Helen Ósk Haraldsdóttir, received her Master diploma from the Faculty of Mechanical Engineering from the University of Iceland in the field of geothermal corrosion (2018). Her M.Sc. project was carried out in collaboration with ICI where she has continued to work within the department of Materials, Energy and Biotechnology, on projects relating to geothermal energy and material testing for geothermal applications. Helen also worked at Gerosion, a consulting firm in Iceland, as a researcher and project manager in the field of geothermal energy. Her projects have included research on the IDDP-1 well, failure analysis of geothermal power plant components in addition to testing and analysis of materials for use in geothermal applications.

Andri Isak Thorhallsson gained his B.Sc. in chemical engineering from University of Iceland and M.Sc. in chemical engineering and chemistry from Royal Institute of Technology (KTH) in Sweden. During his M.Sc. studies, he focused on reaction engineering and catalytic mechanism of water gas shift reaction. After his M.Sc., he worked in the aluminium smelting industry as a process engineer and as a technical manager of reduction in total of 8 years. Since 2016, he has been doing Ph.D. studies in Mechanical engineering with a focus on corrosion of materials in high temperature deep geothermal environment. In 2019, he started working in Innovation Center Iceland with a focus on material science and chemical processes.

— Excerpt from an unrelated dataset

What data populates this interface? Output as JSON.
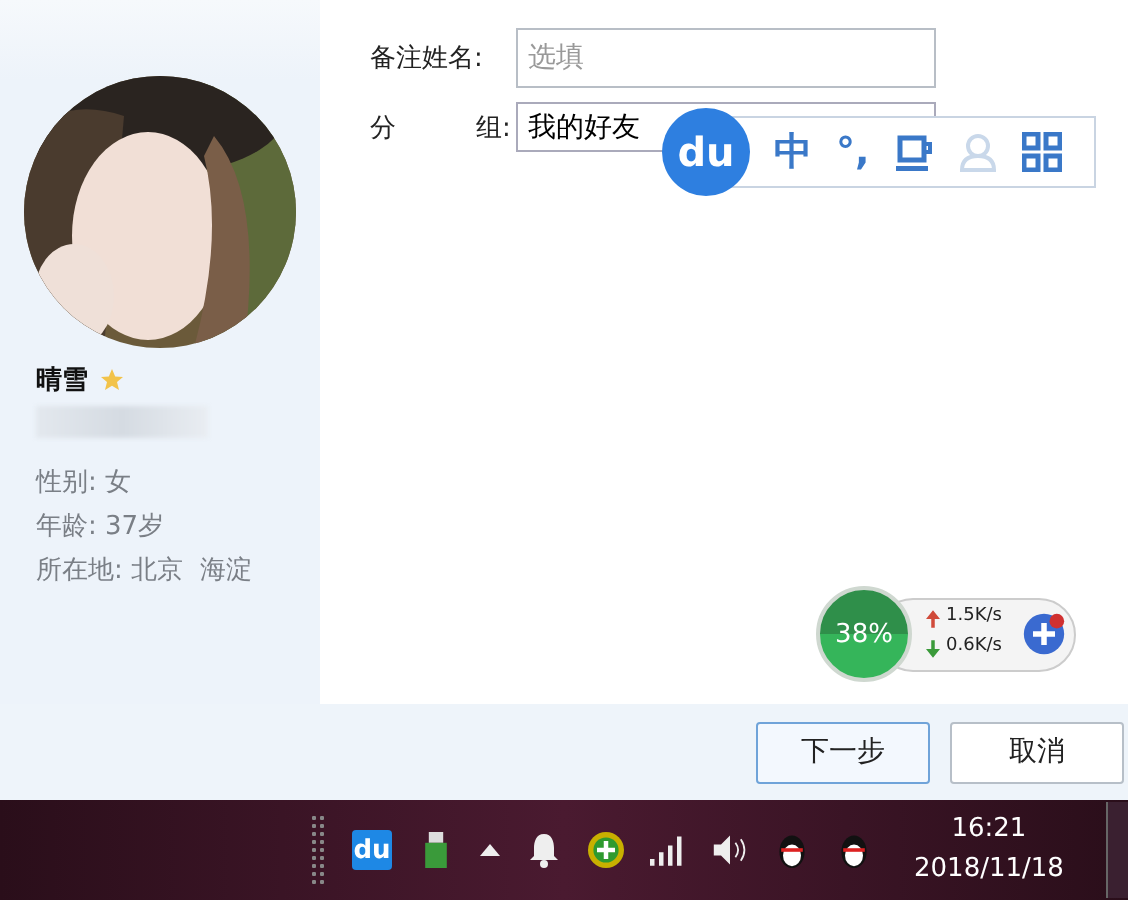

Svava Davíðsdóttir received her B.Sc. in mechanical engineering from University of Iceland (HÍ) 2007 and M.Sc. in mechanical engineer with extra credits in Innovation and technical at Technical University of Denmark (DTU) 2010. The studies were heavily focused on practical aspect of corrosion and surface technology. During her master studies, she worked on the side, with numerical analysis of SEM and TEM images using Matlab1. Her PhD project was on characterization of photocatalytic PVD coatings where she adapted/created electrochemical test method which was presented and won the best presentation award 2012 at Electrochemical Science and Technology organized by the Danish Electrochemical Society2. Furthermore, her PhD work resulted in 5 journal publication with the doctoral degree in 2014. After academia she worked 5 years with Hempel within innovation and technology focusing on steel protections and its monitoring. February 2020 she stared at Innovation centre of Iceland focusing on material sciences.